Brian Kobilka knew that his postdocs didn't like him peeking at their experiments until they were finished. But he couldn't resist a quick look — after all, he and his entire field had been waiting for this result for more than 20 years.

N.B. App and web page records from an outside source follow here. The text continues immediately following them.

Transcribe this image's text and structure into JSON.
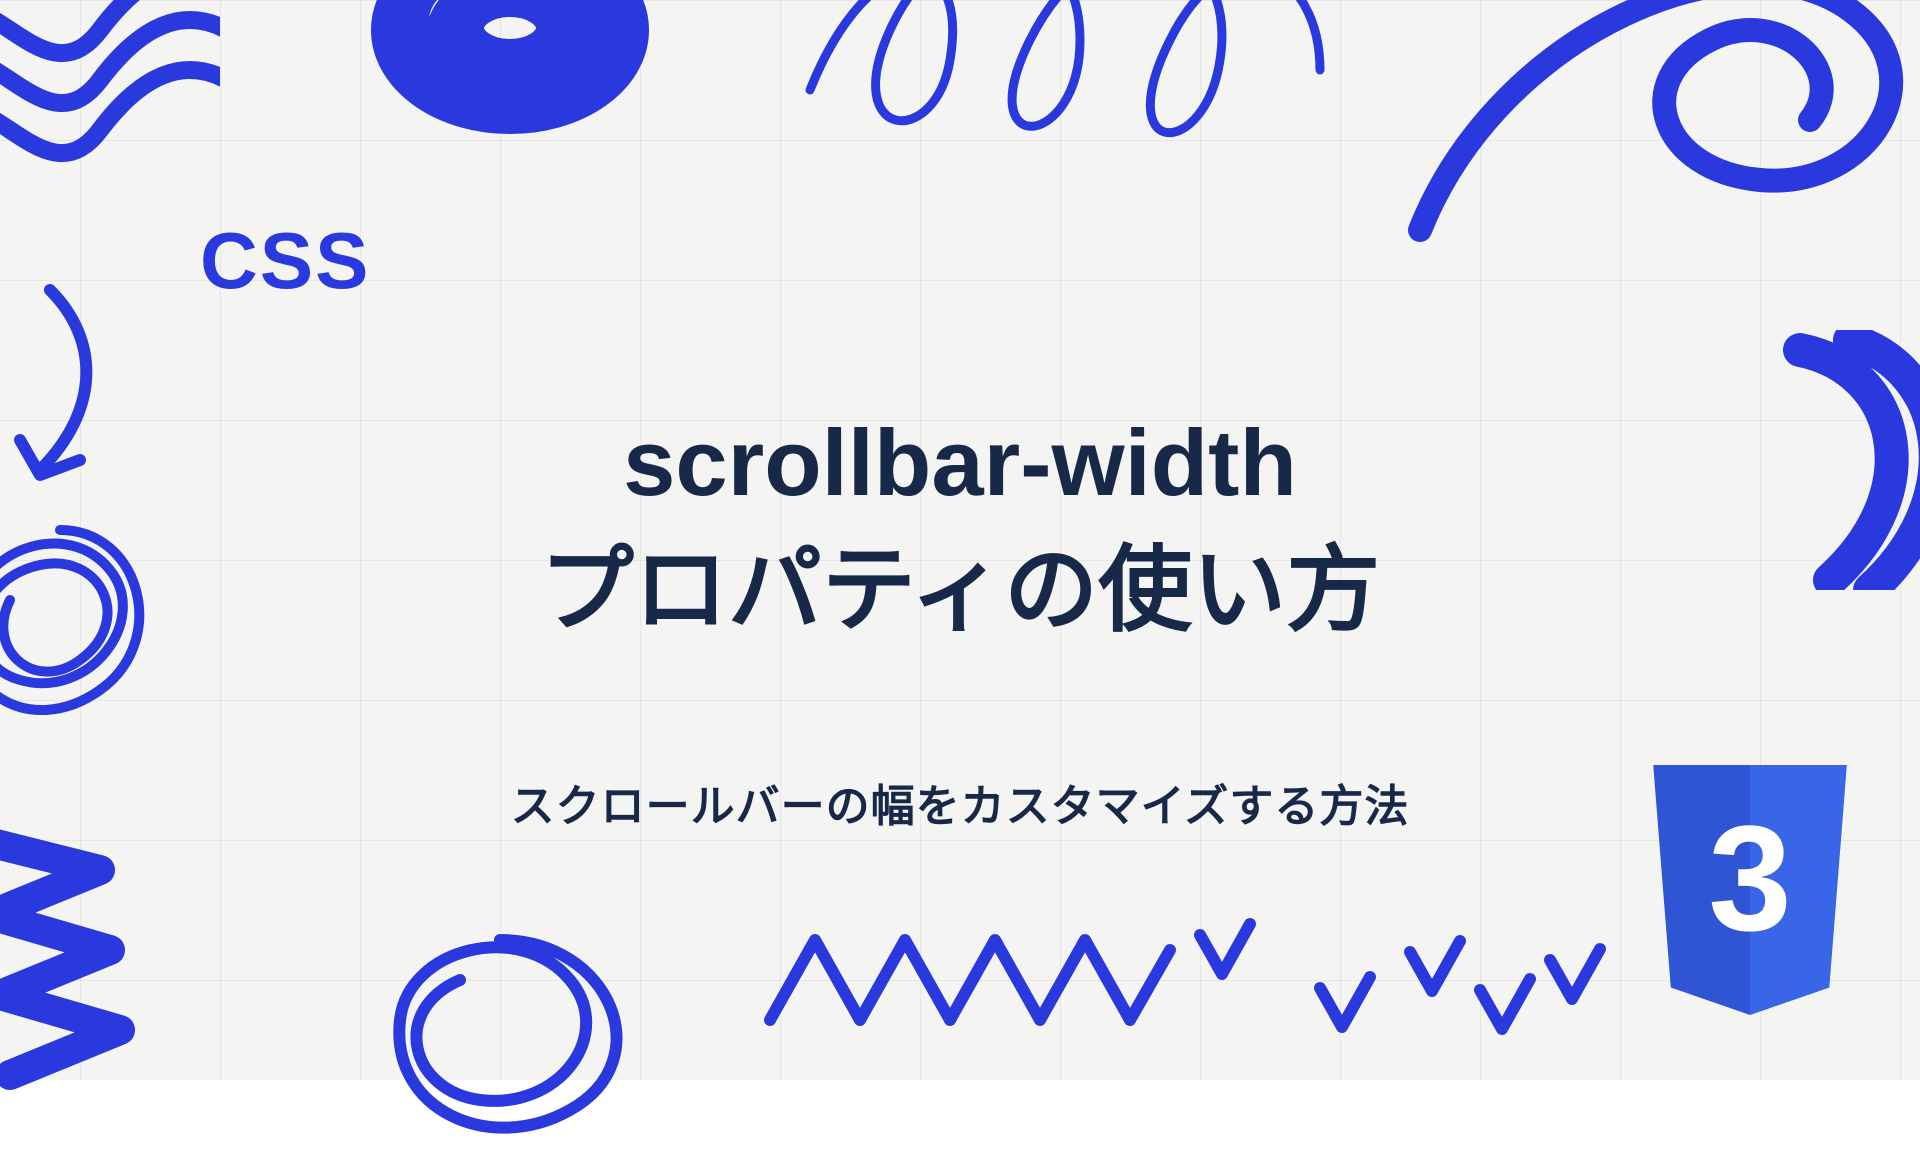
{
  "category": "CSS",
  "title_line1": "scrollbar-width",
  "title_line2": "プロパティの使い方",
  "subtitle": "スクロールバーの幅をカスタマイズする方法",
  "badge_label": "3",
  "colors": {
    "accent": "#2a39de",
    "text_dark": "#172849",
    "doodle": "#2a39de",
    "doodle_light": "#4a5ef0"
  }
}
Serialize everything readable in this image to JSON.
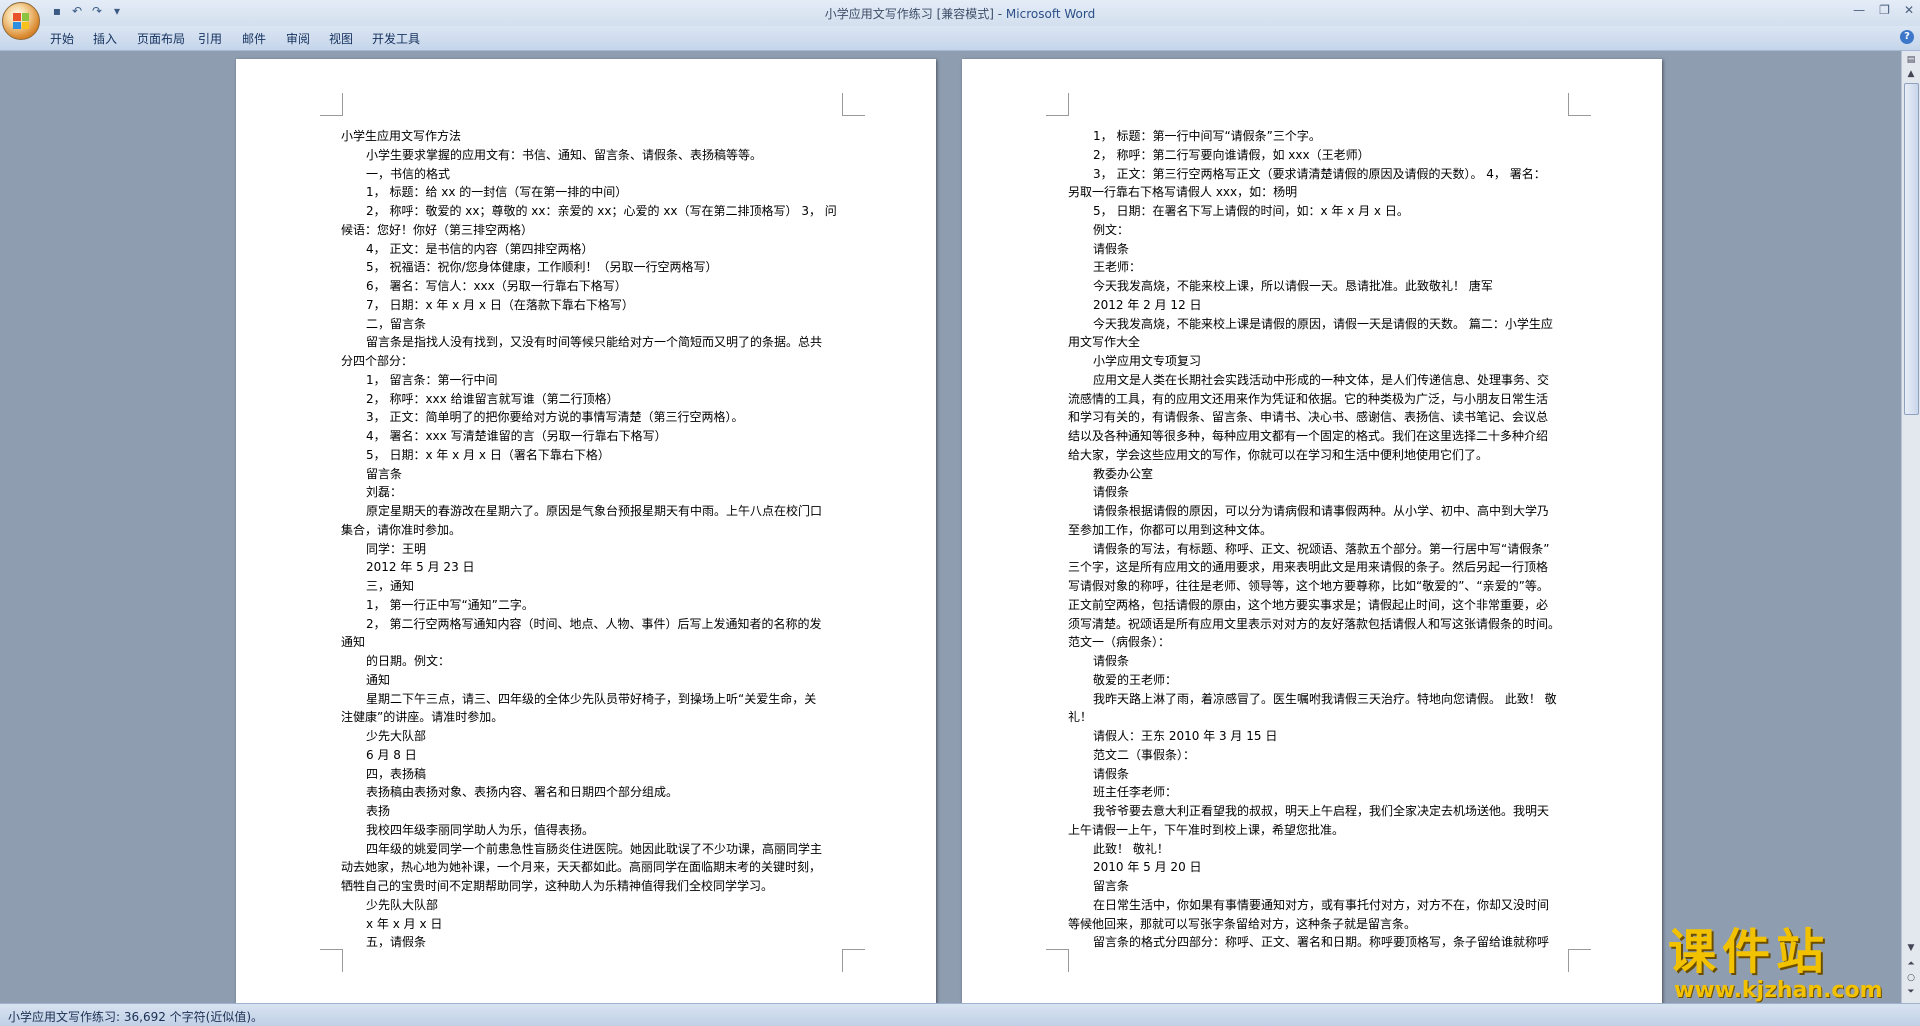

As Kobilka peered through the microscope, the dream finally came into focus. Nestled in a drop of viscous liquid were tiny crystals, each trapping millions of copies of a fragile protein complex. The structure of this complex could finally reveal how one of biology's most important signalling mechanisms, G-protein-coupled receptors (GPCRs), do their job. This structure, published online in Nature1 by a team led by Kobilka at Stanford University in California and Roger Sunahara at the University of Michigan in Ann Arbor, now reveals the complete three-dimensional atomic structure of an activated GPCR — the β2 adrenergic receptor (β2AR) — in a complex with its G protein. GPCRs sit in the membranes of cells throughout the body, where they detect signals from the outside world — such as light, odours and flavours — and signals from within the body, such as hormones and neurotransmitters. These signals are transmitted to the inside of the cell where they activate intracellular G proteins, which then trigger a variety of biochemical pathways.